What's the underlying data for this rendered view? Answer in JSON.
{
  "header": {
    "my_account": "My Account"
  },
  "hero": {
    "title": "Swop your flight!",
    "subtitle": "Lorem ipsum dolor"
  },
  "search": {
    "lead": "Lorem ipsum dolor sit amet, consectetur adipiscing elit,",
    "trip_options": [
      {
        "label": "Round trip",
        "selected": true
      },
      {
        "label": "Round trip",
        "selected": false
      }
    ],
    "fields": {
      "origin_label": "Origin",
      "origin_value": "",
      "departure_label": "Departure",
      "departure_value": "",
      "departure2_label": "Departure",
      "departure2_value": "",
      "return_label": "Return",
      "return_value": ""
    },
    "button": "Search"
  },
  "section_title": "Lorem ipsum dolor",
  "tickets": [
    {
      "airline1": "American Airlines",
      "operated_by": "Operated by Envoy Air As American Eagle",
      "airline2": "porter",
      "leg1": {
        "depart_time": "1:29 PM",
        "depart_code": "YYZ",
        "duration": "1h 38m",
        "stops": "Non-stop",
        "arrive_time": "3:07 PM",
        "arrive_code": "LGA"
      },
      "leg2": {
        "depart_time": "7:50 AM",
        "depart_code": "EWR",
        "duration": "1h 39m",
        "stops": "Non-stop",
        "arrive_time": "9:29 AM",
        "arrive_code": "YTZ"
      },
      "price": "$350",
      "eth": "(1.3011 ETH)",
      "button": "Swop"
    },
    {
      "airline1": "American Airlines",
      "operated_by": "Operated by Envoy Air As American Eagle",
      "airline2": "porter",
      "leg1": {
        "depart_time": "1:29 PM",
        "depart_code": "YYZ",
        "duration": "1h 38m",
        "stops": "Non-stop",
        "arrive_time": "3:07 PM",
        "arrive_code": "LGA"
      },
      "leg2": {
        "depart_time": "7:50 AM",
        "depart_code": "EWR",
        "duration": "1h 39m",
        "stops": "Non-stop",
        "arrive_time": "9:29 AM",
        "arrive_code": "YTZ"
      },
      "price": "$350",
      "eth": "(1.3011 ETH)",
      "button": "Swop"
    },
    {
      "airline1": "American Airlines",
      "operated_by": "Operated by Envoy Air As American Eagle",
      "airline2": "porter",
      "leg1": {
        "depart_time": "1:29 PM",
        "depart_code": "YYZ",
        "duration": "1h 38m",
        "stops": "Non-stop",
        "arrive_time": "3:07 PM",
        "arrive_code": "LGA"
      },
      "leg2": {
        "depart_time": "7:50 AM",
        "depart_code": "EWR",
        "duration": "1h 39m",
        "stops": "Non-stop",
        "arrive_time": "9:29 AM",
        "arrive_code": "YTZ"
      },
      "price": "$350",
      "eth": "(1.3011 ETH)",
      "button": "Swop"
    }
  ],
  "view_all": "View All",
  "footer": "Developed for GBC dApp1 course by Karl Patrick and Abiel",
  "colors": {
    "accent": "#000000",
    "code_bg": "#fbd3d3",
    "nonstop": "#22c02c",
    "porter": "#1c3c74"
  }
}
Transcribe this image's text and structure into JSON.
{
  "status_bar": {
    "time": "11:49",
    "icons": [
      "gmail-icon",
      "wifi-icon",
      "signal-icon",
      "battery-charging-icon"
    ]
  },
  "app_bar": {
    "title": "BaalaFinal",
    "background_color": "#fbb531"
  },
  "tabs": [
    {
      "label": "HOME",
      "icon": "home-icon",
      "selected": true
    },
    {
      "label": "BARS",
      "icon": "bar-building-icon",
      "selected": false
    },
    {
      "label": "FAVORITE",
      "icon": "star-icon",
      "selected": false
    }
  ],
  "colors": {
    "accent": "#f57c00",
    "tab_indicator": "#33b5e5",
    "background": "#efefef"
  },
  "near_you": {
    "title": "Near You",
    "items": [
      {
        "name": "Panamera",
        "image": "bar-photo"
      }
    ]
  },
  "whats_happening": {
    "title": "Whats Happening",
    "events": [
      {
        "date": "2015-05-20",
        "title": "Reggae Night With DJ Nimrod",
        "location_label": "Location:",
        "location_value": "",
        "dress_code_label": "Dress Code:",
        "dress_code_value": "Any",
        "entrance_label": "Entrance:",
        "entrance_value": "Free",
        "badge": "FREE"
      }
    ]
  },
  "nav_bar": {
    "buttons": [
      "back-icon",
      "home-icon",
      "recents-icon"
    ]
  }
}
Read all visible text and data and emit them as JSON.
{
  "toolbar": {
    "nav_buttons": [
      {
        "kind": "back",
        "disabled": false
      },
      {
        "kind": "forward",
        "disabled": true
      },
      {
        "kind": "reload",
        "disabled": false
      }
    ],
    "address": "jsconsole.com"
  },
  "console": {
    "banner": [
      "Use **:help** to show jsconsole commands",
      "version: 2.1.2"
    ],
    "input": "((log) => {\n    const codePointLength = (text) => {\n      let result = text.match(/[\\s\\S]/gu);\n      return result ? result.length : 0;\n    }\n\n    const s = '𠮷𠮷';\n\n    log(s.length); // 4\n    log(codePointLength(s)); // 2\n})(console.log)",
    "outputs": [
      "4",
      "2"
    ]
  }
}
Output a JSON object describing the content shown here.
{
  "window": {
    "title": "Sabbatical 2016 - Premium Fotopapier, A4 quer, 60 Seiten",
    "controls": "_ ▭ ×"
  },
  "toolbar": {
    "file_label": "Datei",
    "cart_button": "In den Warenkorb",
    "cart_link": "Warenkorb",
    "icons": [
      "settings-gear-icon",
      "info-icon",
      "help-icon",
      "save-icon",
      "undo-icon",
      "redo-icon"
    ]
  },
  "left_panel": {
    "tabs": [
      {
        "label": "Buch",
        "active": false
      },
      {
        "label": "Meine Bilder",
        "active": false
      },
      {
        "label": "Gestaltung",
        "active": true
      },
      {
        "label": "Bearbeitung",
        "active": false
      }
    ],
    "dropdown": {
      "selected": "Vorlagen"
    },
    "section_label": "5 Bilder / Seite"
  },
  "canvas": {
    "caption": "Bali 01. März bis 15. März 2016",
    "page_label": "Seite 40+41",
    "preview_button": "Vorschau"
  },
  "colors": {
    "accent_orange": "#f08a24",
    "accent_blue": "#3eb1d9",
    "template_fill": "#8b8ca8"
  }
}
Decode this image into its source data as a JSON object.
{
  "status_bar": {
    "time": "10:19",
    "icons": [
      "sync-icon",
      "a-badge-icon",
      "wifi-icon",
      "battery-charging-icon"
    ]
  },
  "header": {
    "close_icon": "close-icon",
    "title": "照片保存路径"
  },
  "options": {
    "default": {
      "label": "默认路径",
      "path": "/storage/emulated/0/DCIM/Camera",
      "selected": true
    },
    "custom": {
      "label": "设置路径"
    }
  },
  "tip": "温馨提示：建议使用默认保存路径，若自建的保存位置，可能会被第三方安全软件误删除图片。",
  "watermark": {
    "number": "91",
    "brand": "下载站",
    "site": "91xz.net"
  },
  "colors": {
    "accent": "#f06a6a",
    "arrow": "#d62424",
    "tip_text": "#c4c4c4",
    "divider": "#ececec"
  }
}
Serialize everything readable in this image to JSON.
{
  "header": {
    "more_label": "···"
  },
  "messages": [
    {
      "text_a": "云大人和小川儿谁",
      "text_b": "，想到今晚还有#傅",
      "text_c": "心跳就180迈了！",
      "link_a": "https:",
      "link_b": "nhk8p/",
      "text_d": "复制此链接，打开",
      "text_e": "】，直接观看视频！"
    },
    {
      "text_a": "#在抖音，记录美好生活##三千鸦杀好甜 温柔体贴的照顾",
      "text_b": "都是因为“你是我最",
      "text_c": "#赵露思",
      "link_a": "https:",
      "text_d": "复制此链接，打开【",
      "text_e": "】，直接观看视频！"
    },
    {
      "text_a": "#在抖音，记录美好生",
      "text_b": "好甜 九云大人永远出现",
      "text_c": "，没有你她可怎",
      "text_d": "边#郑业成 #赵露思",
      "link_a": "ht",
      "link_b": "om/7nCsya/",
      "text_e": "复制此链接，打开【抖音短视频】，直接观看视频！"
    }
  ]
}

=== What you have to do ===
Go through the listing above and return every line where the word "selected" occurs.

=== Answer box ===
        "selected": true
        "selected": false
      "selected": true
      "selected": false
      "selected": false
      "selected": "Vorlagen"
      "selected": true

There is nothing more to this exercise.